→ **Work to complete**
Only the number is wanted: state how many lines of the data below contain the word "this".

→ **Data about app and page elements**
----------------

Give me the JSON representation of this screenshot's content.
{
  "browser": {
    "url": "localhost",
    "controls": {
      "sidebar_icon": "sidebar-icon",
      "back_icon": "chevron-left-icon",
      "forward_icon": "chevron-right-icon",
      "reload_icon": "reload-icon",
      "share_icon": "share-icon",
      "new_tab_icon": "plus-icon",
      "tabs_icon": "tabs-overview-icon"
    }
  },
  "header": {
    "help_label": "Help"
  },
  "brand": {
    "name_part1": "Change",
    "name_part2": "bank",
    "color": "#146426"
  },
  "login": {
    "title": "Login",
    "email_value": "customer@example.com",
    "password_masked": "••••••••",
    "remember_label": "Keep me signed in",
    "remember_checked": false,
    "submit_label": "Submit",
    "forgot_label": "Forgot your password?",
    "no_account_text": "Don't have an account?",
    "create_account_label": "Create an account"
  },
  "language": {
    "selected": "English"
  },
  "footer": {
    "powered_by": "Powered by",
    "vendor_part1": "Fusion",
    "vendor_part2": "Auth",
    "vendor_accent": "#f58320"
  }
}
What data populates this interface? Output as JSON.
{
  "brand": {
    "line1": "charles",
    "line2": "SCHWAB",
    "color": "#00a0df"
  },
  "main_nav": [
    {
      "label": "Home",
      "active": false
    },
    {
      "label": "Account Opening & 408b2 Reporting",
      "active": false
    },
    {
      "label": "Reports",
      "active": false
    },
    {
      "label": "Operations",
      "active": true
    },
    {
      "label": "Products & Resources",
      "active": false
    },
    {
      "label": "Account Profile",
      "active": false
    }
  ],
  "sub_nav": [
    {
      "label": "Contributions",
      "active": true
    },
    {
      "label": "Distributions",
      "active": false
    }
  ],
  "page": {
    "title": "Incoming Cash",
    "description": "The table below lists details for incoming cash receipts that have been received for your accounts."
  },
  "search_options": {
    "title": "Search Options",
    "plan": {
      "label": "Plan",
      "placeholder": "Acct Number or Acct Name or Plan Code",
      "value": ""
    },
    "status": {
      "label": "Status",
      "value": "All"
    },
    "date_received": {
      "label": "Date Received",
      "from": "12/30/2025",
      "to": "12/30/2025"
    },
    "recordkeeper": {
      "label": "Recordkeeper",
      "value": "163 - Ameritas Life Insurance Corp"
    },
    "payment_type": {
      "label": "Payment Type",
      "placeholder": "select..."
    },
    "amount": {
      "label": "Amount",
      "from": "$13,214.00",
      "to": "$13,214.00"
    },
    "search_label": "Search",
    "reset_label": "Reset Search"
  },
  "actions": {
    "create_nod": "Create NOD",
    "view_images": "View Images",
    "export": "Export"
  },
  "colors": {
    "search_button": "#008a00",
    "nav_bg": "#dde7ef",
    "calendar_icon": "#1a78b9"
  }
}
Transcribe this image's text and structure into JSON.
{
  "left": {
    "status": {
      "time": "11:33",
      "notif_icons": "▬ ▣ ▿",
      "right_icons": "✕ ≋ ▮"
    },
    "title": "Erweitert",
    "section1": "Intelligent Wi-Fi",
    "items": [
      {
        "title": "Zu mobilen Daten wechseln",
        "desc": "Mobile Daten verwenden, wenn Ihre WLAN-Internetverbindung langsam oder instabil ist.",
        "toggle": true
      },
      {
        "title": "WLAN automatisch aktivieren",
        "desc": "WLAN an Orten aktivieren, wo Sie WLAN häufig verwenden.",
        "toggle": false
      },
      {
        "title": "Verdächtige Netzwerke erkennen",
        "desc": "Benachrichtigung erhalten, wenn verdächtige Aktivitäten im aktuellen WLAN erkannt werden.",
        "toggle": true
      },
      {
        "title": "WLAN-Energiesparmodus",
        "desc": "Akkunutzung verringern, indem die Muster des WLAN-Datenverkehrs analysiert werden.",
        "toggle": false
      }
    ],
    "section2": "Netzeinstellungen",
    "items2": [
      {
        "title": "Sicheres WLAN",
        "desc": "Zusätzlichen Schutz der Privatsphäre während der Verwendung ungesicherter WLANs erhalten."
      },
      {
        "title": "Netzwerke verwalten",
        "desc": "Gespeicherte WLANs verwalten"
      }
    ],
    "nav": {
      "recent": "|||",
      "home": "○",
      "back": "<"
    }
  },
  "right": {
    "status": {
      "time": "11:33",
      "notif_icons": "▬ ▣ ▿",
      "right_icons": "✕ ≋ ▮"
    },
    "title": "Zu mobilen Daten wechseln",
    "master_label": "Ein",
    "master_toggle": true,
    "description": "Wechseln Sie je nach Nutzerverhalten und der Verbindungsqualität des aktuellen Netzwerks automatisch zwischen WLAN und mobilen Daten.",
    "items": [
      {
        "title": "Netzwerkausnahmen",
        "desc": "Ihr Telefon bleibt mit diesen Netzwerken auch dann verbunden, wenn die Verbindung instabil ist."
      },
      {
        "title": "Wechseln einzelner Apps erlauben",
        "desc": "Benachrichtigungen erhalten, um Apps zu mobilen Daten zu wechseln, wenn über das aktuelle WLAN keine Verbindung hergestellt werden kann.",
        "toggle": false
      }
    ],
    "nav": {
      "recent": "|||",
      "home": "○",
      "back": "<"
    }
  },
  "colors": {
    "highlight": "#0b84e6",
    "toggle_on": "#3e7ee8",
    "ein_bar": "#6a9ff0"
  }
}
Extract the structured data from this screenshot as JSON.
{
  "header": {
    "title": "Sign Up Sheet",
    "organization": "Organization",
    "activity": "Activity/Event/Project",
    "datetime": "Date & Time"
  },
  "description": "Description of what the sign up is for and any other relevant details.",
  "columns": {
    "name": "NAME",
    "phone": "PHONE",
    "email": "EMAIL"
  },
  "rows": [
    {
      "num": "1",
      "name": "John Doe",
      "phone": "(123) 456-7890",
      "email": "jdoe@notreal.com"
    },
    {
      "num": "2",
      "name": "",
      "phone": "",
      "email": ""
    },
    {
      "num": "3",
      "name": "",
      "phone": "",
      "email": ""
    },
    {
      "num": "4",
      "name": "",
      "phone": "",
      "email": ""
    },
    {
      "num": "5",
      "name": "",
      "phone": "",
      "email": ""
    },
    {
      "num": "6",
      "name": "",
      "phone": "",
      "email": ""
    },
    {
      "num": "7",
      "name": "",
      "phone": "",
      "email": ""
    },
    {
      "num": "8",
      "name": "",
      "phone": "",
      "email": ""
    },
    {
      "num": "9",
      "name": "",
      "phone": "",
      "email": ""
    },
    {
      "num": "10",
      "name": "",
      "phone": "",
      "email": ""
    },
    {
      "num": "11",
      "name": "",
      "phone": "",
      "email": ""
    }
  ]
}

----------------

→ **Reply**
4